Not surprising, intense competition is underway for water within and among countries. Brown points out that water use has tripled in the last 50 years, as urban communities demand more water. Wells go unreplenished as farmers pump deeper for water with diesel or electric drills. Water tables are falling in the three nations that produce half the world’s grain. “Among the big three grain producers, roughly a fifth of the U.S. grain harvest comes from irrigated land,” Brown writes. “For India, the figure is three fifths, and for China, roughly four fifths.”
Population growth and water shortages already collide in the Middle East, reducing grain yields and fueling unrest. Given the critical role of water in agriculture, John Anthony Allan from King’s College London has described grain and livestock as “virtual water,” so Brown agrees that grain imports essentially represent water imports for the Middle East.
Most consumers don’t understand the full costs of food products when government-subsidized energy aids transportation of ordinary crops – not just exotics, but apples, grains or beef – for a thousand miles or more, adding to carbon emissions that wreak havoc with soil and climate. Brown points out that governments spend about $500 billion annually to subsidize fossil fuels versus $46 billion on alternative fuels.
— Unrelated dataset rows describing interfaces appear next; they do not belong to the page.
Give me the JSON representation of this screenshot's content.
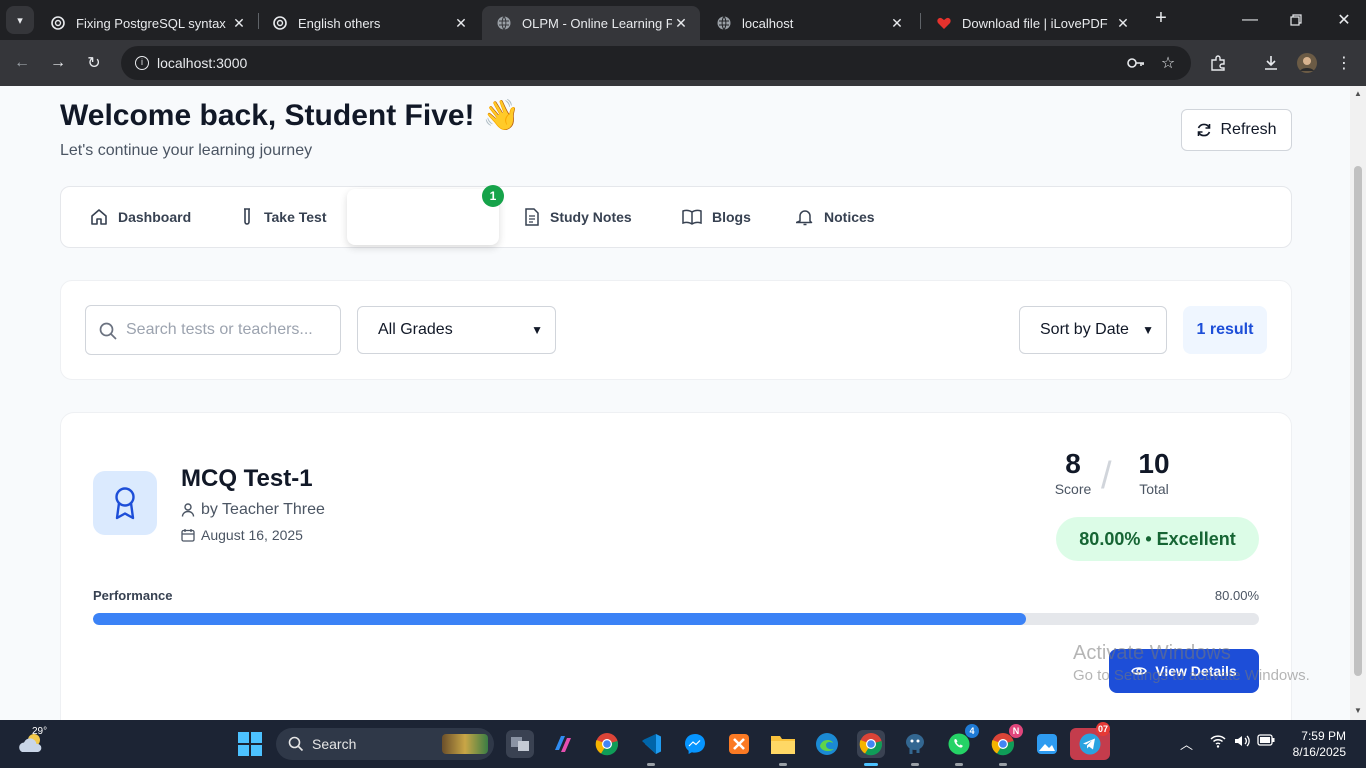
{
  "browser": {
    "tabs": [
      {
        "title": "Fixing PostgreSQL syntax err",
        "icon": "chatgpt-icon"
      },
      {
        "title": "English others",
        "icon": "chatgpt-icon"
      },
      {
        "title": "OLPM - Online Learning Plat",
        "icon": "globe-icon",
        "active": true
      },
      {
        "title": "localhost",
        "icon": "globe-icon"
      },
      {
        "title": "Download file | iLovePDF",
        "icon": "heart-icon"
      }
    ],
    "url": "localhost:3000"
  },
  "header": {
    "welcome": "Welcome back, Student Five! 👋",
    "subtitle": "Let's continue your learning journey",
    "refresh_label": "Refresh"
  },
  "nav": {
    "items": [
      {
        "label": "Dashboard",
        "icon": "home-icon"
      },
      {
        "label": "Take Test",
        "icon": "test-tube-icon"
      },
      {
        "label": "",
        "icon": ""
      },
      {
        "label": "Study Notes",
        "icon": "document-icon"
      },
      {
        "label": "Blogs",
        "icon": "book-open-icon"
      },
      {
        "label": "Notices",
        "icon": "bell-icon"
      }
    ],
    "badge": "1"
  },
  "filters": {
    "search_placeholder": "Search tests or teachers...",
    "grade_select": "All Grades",
    "sort_select": "Sort by Date",
    "result_count": "1 result"
  },
  "test": {
    "title": "MCQ Test-1",
    "teacher": "by Teacher Three",
    "date": "August 16, 2025",
    "score": "8",
    "score_label": "Score",
    "total": "10",
    "total_label": "Total",
    "grade": "80.00% • Excellent",
    "performance_label": "Performance",
    "performance_value": "80.00%",
    "performance_fraction": 0.8,
    "view_label": "View Details"
  },
  "watermark": {
    "line1": "Activate Windows",
    "line2": "Go to Settings to activate Windows."
  },
  "taskbar": {
    "temperature": "29°",
    "search_label": "Search",
    "time": "7:59 PM",
    "date": "8/16/2025",
    "badges": {
      "whatsapp": "4",
      "chrome_profile": "N",
      "telegram": "07"
    }
  },
  "colors": {
    "primary": "#1d4ed8",
    "progress": "#3b82f6",
    "success_bg": "#dcfce7",
    "success_text": "#166534",
    "badge": "#16a34a"
  }
}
Pressures in the United States and Europe to reduce taxes and government spending could make renewables more affordable.
“Whereas the twentieth century was marked by the globalization of the world energy economy, as countries everywhere turned to oil,” Brown writes, “this century will see the localization of energy production as the world turns to wind, solar, and geothermal energy.” As energy prices rise, nations and consumers will secure local sources of food.
If government policy emphasizes future technologies rather than those of the past, carbon emissions could be reduced by 80 percent by 2020, Brown insists. Population stabilization would increase wealth. Improving efficiency, redesigning communities, retrofitting buildings, investing in high-speed rails and restoring the earth’s natural support systems would reduce carbon emissions and also boost agriculture and the economy. He proposes that governments reduce income taxes and instead hike taxes on carbon, and concludes, “It is tax shifting, not additional appropriations, that is key to restructuring the energy economy in order to stabilize climate.”
The onset of climate change is gradual, with policy changes slow to follow. But natural disasters can speed policy momentum – gas-line explosions in California and Pennsylvania, bursting coal-ash dams in Hungary and Tennessee. With every disaster, investors instantly calculate risks to their portfolios.
After the partial meltdown of nuclear reactors in Japan following the devastating earthquake and tsunami, some analysts have bemoaned the loss of public confidence in nuclear power. In the wake of sharp rises in the price of oil, the nuclear industry has enjoyed a renaissance as the alternative of the future. Now many nations, especially Germany, review their commitment to nuclear power.
Yes, there are profits to be made in the upcoming food shortages and public desperation for low-cost alternatives to oil, gas and uranium. Brown’s book and others like it – exploring the complex relations of climate change, energy and food – cast light onto investment mega-trends for the 21st century.